» Data records:
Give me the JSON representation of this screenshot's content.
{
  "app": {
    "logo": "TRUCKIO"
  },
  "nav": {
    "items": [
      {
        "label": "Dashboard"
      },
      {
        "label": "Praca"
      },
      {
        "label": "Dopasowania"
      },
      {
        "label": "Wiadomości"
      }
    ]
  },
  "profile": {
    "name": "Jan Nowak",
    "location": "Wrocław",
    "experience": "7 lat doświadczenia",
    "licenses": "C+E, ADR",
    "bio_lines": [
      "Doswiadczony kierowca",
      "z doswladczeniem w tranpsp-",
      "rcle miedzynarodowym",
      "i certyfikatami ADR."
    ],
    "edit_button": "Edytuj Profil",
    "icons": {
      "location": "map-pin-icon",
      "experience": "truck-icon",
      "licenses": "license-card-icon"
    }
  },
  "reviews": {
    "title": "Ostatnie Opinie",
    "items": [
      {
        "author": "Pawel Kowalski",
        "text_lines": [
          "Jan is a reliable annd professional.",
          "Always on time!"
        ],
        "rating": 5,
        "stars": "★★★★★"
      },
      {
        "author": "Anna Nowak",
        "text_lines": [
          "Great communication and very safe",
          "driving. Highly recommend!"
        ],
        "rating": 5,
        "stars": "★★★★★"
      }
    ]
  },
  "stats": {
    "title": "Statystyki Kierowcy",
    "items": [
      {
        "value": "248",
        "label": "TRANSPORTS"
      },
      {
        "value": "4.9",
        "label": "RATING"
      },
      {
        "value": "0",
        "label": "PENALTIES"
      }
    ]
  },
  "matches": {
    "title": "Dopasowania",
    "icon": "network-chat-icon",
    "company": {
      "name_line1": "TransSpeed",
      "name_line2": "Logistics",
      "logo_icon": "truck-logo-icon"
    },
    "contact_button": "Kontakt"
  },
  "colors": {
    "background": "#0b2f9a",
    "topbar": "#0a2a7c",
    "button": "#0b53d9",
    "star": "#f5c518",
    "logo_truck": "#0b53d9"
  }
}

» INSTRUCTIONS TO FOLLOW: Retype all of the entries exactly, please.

» OUTPUT BELOW:
Give me the JSON representation of this screenshot's content.
{
  "app": {
    "logo": "TRUCKIO"
  },
  "nav": {
    "items": [
      {
        "label": "Dashboard"
      },
      {
        "label": "Praca"
      },
      {
        "label": "Dopasowania"
      },
      {
        "label": "Wiadomości"
      }
    ]
  },
  "profile": {
    "name": "Jan Nowak",
    "location": "Wrocław",
    "experience": "7 lat doświadczenia",
    "licenses": "C+E, ADR",
    "bio_lines": [
      "Doswiadczony kierowca",
      "z doswladczeniem w tranpsp-",
      "rcle miedzynarodowym",
      "i certyfikatami ADR."
    ],
    "edit_button": "Edytuj Profil",
    "icons": {
      "location": "map-pin-icon",
      "experience": "truck-icon",
      "licenses": "license-card-icon"
    }
  },
  "reviews": {
    "title": "Ostatnie Opinie",
    "items": [
      {
        "author": "Pawel Kowalski",
        "text_lines": [
          "Jan is a reliable annd professional.",
          "Always on time!"
        ],
        "rating": 5,
        "stars": "★★★★★"
      },
      {
        "author": "Anna Nowak",
        "text_lines": [
          "Great communication and very safe",
          "driving. Highly recommend!"
        ],
        "rating": 5,
        "stars": "★★★★★"
      }
    ]
  },
  "stats": {
    "title": "Statystyki Kierowcy",
    "items": [
      {
        "value": "248",
        "label": "TRANSPORTS"
      },
      {
        "value": "4.9",
        "label": "RATING"
      },
      {
        "value": "0",
        "label": "PENALTIES"
      }
    ]
  },
  "matches": {
    "title": "Dopasowania",
    "icon": "network-chat-icon",
    "company": {
      "name_line1": "TransSpeed",
      "name_line2": "Logistics",
      "logo_icon": "truck-logo-icon"
    },
    "contact_button": "Kontakt"
  },
  "colors": {
    "background": "#0b2f9a",
    "topbar": "#0a2a7c",
    "button": "#0b53d9",
    "star": "#f5c518",
    "logo_truck": "#0b53d9"
  }
}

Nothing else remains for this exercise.